Ebay announced a program by which developers will be able to sell and distribute Windows Phone 7 applications on eBay. And, I suspect eBay won’t be the only on line Windows Phone 7 application store to appear.

So, as a consumer, the only question left to be answered when comparing the iPhone to Windows Phone 7 is 3rd party hardware, and I predict that the 3rd party hardware offerings will be plentiful and will start becoming available about the same time the actual phones start hitting the street.

But, I’m not just a phone consumer, I’m a developer.

I dabbled in in Windows CE/CF style phone development and phone development for the iPhone but found both to be too “nitty” for my casual use.

Now though, I can use the same tools that I develop with every day to build apps that I (and hopefully YOU) really want on my phone.

Since it’s .NET I get a network stack so I can code any feature that I like interfacing with Twitter, Facebook, etc.. Since it’s Silverlight I get XAML based UI and the richest media experience on the web.

And THAT seals the deal for me.

Not the only question is – how soon can I get my hands on a couple of them.

Thankfully, the new dev tools come with a complete emulator so I can start building those applications NOW and deploy them as soon as I get my Windows Phone 7 in my geeky little hands.

Podcast – Julie Lerman on Learning The Entity Framework

Episode #6 – Julie Lermon on Learning The Entity Framework

In this episode The Misfit Geek talks with Data Expert Julie Lerman on leanring LINQ to Entities and the Entity Framework. .

 Resources ……

 If you are interested in advertising, have suggestions, or advice…. Please CLICK HERE and send them to me. 

Download Now !

Download MP3 Download WMA Download WMA-Fi Download ACC

Did you miss the IIS7 FastCGI Update ?

In case you did, there are some interesting improvements like….

  • Monitor changes to a file.
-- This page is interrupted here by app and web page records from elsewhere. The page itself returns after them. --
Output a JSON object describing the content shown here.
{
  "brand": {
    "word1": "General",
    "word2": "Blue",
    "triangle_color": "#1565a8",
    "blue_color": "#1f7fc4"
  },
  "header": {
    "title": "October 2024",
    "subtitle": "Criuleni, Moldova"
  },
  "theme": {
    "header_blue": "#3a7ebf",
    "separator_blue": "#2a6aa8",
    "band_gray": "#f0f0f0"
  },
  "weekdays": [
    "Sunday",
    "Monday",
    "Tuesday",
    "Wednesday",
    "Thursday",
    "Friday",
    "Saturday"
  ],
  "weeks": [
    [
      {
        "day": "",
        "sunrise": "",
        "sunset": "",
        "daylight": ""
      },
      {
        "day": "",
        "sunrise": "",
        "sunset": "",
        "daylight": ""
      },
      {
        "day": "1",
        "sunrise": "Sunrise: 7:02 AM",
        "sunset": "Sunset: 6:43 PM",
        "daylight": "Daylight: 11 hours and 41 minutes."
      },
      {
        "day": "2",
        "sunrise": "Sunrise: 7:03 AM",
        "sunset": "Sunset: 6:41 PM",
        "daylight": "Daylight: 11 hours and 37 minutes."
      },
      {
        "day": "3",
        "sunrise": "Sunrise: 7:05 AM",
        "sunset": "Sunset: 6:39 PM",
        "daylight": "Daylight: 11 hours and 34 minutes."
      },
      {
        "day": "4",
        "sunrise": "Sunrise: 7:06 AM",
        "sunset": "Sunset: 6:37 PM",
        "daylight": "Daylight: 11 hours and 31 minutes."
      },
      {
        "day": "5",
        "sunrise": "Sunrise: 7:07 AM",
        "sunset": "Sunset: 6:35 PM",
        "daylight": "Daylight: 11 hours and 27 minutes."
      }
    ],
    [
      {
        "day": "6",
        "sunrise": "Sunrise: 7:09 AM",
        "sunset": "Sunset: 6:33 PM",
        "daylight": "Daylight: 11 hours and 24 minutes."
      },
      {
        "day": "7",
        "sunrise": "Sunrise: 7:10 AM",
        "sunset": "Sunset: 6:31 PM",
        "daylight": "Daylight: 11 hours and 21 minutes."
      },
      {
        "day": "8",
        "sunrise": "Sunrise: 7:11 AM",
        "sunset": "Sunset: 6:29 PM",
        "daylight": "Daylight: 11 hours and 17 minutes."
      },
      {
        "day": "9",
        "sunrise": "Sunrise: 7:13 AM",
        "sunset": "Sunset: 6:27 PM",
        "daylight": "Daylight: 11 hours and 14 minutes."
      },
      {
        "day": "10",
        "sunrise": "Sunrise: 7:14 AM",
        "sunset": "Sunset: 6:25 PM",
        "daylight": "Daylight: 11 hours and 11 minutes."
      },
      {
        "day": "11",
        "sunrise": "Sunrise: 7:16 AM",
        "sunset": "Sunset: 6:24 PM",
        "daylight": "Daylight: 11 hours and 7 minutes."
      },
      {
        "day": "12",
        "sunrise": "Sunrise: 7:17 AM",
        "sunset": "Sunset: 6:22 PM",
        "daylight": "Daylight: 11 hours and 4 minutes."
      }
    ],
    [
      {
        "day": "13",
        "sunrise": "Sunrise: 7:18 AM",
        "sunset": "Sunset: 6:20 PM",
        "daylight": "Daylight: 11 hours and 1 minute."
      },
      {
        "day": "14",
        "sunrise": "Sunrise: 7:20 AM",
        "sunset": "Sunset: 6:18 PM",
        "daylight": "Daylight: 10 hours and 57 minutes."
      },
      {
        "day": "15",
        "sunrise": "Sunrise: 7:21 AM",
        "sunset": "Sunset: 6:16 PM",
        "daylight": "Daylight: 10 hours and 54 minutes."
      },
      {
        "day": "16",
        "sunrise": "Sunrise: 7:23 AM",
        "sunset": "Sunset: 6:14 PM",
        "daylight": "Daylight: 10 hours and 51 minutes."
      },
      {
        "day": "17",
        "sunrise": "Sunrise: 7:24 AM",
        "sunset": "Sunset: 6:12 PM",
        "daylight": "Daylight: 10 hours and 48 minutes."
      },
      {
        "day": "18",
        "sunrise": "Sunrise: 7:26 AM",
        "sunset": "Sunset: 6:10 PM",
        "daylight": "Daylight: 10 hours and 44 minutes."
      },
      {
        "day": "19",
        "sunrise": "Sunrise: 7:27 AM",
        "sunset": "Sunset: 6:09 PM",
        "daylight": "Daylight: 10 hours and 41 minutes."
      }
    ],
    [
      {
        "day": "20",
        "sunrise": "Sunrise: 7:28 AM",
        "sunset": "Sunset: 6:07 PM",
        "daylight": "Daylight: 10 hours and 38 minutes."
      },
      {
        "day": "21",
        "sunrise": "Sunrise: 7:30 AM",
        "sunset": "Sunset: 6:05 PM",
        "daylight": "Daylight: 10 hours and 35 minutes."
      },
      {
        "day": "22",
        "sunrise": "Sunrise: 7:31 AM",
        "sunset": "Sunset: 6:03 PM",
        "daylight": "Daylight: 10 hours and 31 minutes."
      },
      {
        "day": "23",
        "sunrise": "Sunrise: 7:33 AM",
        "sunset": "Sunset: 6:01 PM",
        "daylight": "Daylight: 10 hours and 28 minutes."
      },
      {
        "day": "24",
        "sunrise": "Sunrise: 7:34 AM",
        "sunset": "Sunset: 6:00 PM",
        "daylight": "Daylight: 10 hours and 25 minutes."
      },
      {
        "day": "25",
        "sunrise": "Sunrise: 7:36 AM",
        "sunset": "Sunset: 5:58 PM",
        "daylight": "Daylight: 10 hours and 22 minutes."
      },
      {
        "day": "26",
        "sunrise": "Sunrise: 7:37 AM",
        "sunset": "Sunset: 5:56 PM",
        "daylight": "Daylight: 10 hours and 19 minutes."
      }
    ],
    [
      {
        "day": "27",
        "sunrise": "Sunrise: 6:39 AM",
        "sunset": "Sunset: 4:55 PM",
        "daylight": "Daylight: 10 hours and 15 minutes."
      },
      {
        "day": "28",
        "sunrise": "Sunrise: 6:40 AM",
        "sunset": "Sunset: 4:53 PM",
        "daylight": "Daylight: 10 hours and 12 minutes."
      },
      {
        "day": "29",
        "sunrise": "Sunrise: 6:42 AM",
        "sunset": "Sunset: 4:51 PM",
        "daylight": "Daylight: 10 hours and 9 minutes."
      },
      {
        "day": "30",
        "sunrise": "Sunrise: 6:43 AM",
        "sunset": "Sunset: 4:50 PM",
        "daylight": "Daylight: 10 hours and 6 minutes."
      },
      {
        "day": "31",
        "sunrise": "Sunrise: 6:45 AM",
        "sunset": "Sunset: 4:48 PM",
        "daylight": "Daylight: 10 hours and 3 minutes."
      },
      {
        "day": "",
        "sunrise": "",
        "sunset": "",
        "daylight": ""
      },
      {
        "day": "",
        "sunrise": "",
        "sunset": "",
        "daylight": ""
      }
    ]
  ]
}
The module can be configured to listen for file change notifications on a specific file and when that file changes, the module will recycle FastCGI processes for the process pool. This feature can be used to recycle PHP processes when changes to php.ini file occur. To enable this feature use the monitorChangesTo setting in the <fastCgi> configuration element.
  • Real-time tuning of MaxInstances setting. This MaxInstances setting dictates the maximum number of FastCGI processes which can be launched for each application pool. Set it to 0 to let FastCGI module automatically adjust the number of instances up or down based on the system load and number of requests waiting in the queue.
  • STDERR stream handling. There are several options of how the module can handle text sent by FastCGI application on STDERR. The module can send the error data as a failure response to the HTTP client or it can ignore the error and send whatever was received on STDOUT as a response with 200 status code. This behavior is controlled by the stderrMode setting.
  • Sending a termination signal to FastCGI processes. The module can be configured to send a termination signal to FastCGI process before terminating it. This enables FastCGI processes to do a clean shutdown before getting killed. The signalBeforeTerminateSeconds setting can be used to specify how long the module will wait before it forcefully shuts down the FastCGI process that does not respond to the termination signal. This feature is disabled by default.
  • _FCGI_X_PIPE_ environment variable. This variable is set by FastCGI module and it contains the name of the named pipe that is used for communication between the module and FastCGI process.
  • Relaxed enforcement of response headers syntax. The FastCGI module now has less strict enforcements for the correctness of the response headers.
  • Using UTF-8 encoding for server variable values. By default FastCGI uses ASCII encoding when setting server variables. If a FastCGI application requires UTF-8 encoded values for certain server variables, the module can be configured to use UTF-8 only for required server variables. Follow these instructions to enable this functionality.


Get the update with the “Web Platform Installer” here –